Did you recently see a butterfly roof and feel tempted to have the same type of roof put on your new home? These roofs surely do have a unique appearance. Their "v" shape is completely opposite from what you're used to seeing. But is the unique look enough to make a butterfly roof ideal for your new home? Maybe, but maybe not. Consider the following key points about butterfly roofing before making this decision.
Butterfly roofs can be used to fill a water tank.
When someone has a butterfly roof put on their home, it is often for the purpose of collecting water. Water runs down either side of the roof and collects in the middle valley. The butterfly roof will be slightly sloped towards the back so the water all runs in that direction. You can position a barrel or water holding tank under the edge of the roof to collect that water, which you can use to irrigate your garden. If conserving water appeals to you, then a butterfly roof can help you do so.
Butterfly roofs are really wind-resistant.
Strong winds are a threat to many roof designs, but butterfly roofs tend to withstand high winds better than most other types of roofs. The wind will run through the middle of the "v" and is unlikely to catch under the roof's edge and tear it off. As such, you will often see butterfly roofs on homes in coastal areas where high winds are a common issue.

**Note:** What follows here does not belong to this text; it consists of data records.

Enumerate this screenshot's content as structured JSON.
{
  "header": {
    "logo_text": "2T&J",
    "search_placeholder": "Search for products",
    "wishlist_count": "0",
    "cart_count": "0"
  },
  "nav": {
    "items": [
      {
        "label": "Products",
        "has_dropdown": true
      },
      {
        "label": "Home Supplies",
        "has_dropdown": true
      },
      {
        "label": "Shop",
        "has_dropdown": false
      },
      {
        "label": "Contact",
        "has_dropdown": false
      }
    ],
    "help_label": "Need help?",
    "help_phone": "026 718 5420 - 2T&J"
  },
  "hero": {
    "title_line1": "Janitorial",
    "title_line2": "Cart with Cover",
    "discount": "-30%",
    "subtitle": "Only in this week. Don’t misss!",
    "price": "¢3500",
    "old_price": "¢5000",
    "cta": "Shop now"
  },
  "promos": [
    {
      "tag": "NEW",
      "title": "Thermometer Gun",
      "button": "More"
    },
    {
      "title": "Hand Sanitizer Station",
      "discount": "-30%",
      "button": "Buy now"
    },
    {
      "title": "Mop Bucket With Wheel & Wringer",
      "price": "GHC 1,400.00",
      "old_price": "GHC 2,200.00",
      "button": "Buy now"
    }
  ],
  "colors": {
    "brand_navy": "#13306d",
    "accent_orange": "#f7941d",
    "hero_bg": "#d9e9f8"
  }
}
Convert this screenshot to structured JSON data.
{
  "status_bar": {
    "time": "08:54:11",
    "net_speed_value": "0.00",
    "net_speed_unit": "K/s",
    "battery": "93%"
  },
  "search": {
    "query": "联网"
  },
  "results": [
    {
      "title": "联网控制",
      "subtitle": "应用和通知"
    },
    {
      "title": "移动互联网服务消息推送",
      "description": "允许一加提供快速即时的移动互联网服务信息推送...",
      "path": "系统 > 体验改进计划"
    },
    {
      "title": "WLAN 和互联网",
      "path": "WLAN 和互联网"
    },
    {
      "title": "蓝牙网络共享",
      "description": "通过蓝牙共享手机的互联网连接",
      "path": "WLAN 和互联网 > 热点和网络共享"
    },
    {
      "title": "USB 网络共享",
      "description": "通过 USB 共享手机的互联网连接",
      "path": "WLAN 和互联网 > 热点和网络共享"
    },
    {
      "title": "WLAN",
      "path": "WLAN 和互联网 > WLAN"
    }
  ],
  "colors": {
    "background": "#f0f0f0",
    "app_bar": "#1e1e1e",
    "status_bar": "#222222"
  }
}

Your homeowners insurance may even give you a discounted rate for choosing a butterfly roof since it reduces your risk of a tear-off.
Butterfly roofs do need repairs more often.
Having water constantly drain into the middle of a butterfly roof means that the middle section of the roof tends to experience a lot of wear and tear. You may get peeling and lifted shingles in this area after a few short years. It will be important to have any damage repaired ASAP to prevent leaks. If you are someone who is vigilant about home maintenance and repairs, this should not be a huge burden. But if you're looking for a low-maintenance roof you won't have to touch for years, a butterfly roof won't be it.
If you think a butterfly roof will work well on your new home, talk to your builder. They can refer you to roofers who install this kind of roof, and you can get a quote. For more information, contact a company like Troyer Roofing & Construction.